As I punched my smart card while leaving the Sector 16 station, my heart skipped a beat — Rs 37 had been deducted from my card.
By the time I reached my office, the mental calculation was already done. I realized every month I would have to spend double of what I was shelling out only five months ago if I wanted to use the Delhi Metro.
When the year began, I was spending Rs 18 on my Metro ride — one way. The Metro then hiked the fares and my one-way cost shot up to Rs 27. The latest hike had taken it to Rs 37!
This was hard for me to digest. The sudden hike of almost Rs 20, that too one way, was surely going to painfully pinch my wallet.
When I landed in Delhi five years ago, my friends advised me to avail the Metro, not just because it is safe for women but comfortable too, never mind the crushing rush during peak hours.
Most important, as I realized very soon, the Metro was affordable.
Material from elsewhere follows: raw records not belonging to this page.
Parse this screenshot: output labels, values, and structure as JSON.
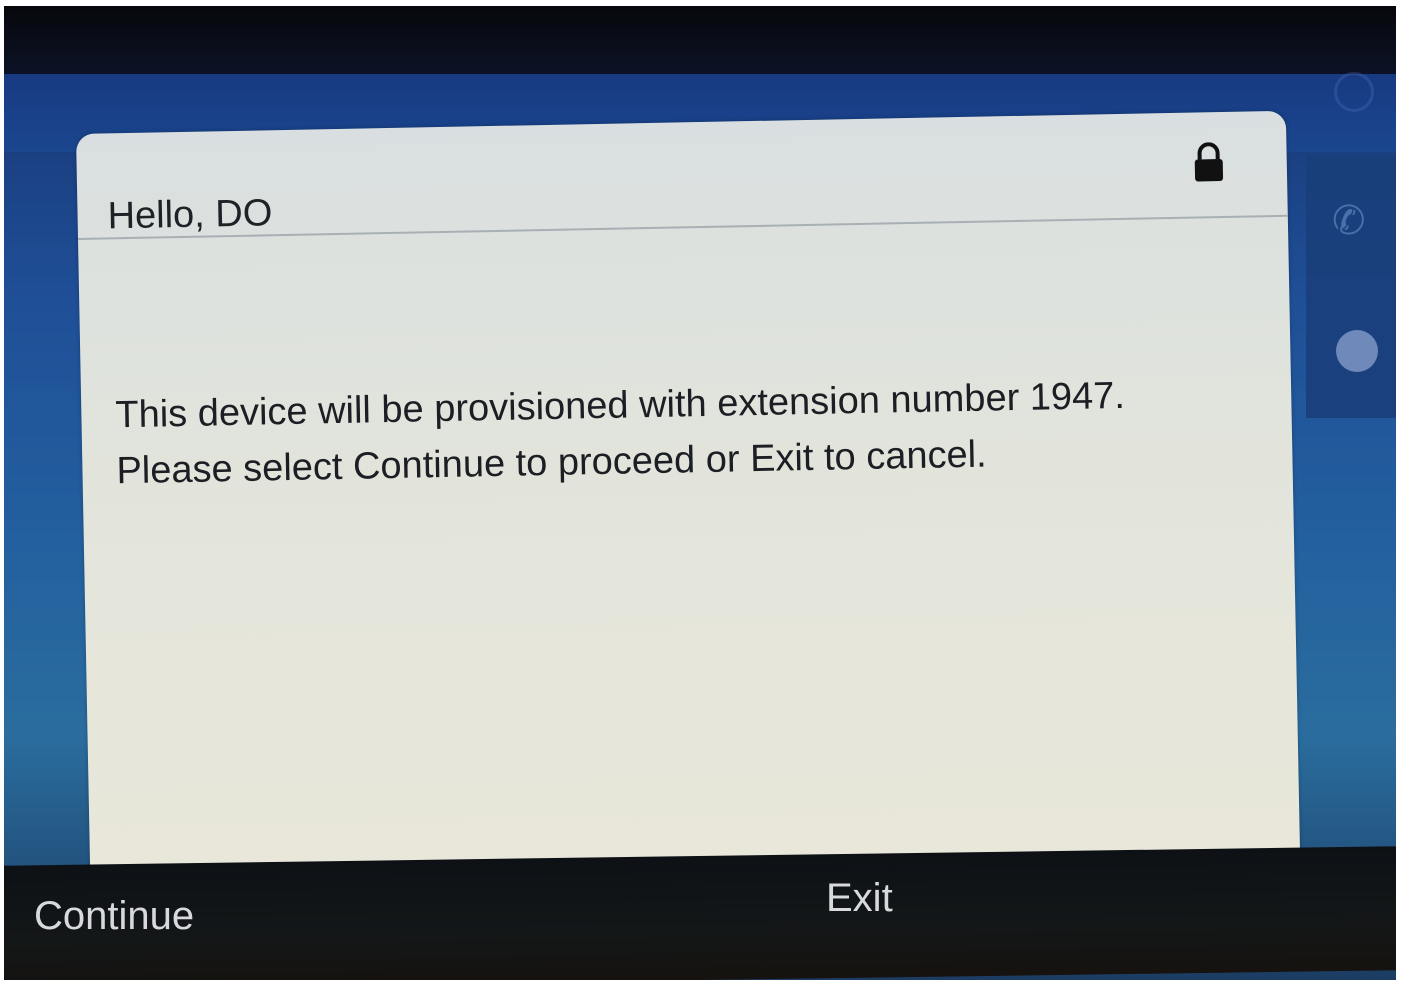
{
  "dialog": {
    "title": "Hello, DO",
    "message_line1": "This device will be provisioned with extension number 1947.",
    "message_line2": "Please select Continue to proceed or Exit to cancel."
  },
  "softkeys": {
    "continue_label": "Continue",
    "exit_label": "Exit"
  },
  "icons": {
    "lock": "lock-icon",
    "phone": "phone-icon",
    "recents": "clock-icon"
  },
  "colors": {
    "screen_background": "#1f4f97",
    "dialog_background": "#e1e4dc",
    "softkey_bar": "#141718",
    "softkey_text": "#d7d9dc"
  }
}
It was so cheap that while an auto-rickshaw would charge me a minimum of Rs 25 from my home to the nearest Metro station, the Metro charged me only Rs 18 all the way from south Delhi to Noida in Uttar Pradesh. This was too good to be true.
Since I came from Kolkata, where the minimum Metro fare was only Rs 4 and the maximum Rs 12, Delhi Metro initially seemed costly.
But I realized the full story in no time once I started using the Delhi Metro. The infrastructure, service and overall facilities provided by Delhi Metro were far better compared to Kolkata.
Delhi Metro offers free WiFi, its stations have coffee shops and the bigger ones even host fast food chains. Travel is hassle-free despite the odd technical snags that hit the Blue Line that I use.
But suddenly charging a salaried person like me Rs 40 more, or Rs 1,200 a month, just because the Metro needs to finance itself better is something I cannot appreciate.
Like numerous others, I have changed my mode of transport. It is now the DTC buses. The DTC’s frequency may not match the Metro’s and DTC rides can be bumpy too, not to talk of unending traffic jams. But do I have a choice?
(Editorial note : This article has been written by Somrita Ghosh of IANS. She can be contacted at firstname.lastname@example.org)
San Francisco, September 15, 2017 : Google is testing video reviews with its “Local Guides” programme that would allow users (who are part of the programme) to shoot 10-second videos right from Maps or upload 30-second video clips from their camera.
To upload video reviews to Maps, the user has to look for and select a place in Maps, scroll down and select “add a photo,” tap the “camera” icon and then hold the shutter to record or upload a short video, TechCrunch reported late on Thursday.
This feature is available on Android devices only for now.
The company introduced this feature to the “Local Guides” about two weeks ago.
Google is now notifying users about it via email and will likely release it for public in the near future,
Previously, users could attach only photographs to locations on Google Maps and there was no option to add videos. (IANS)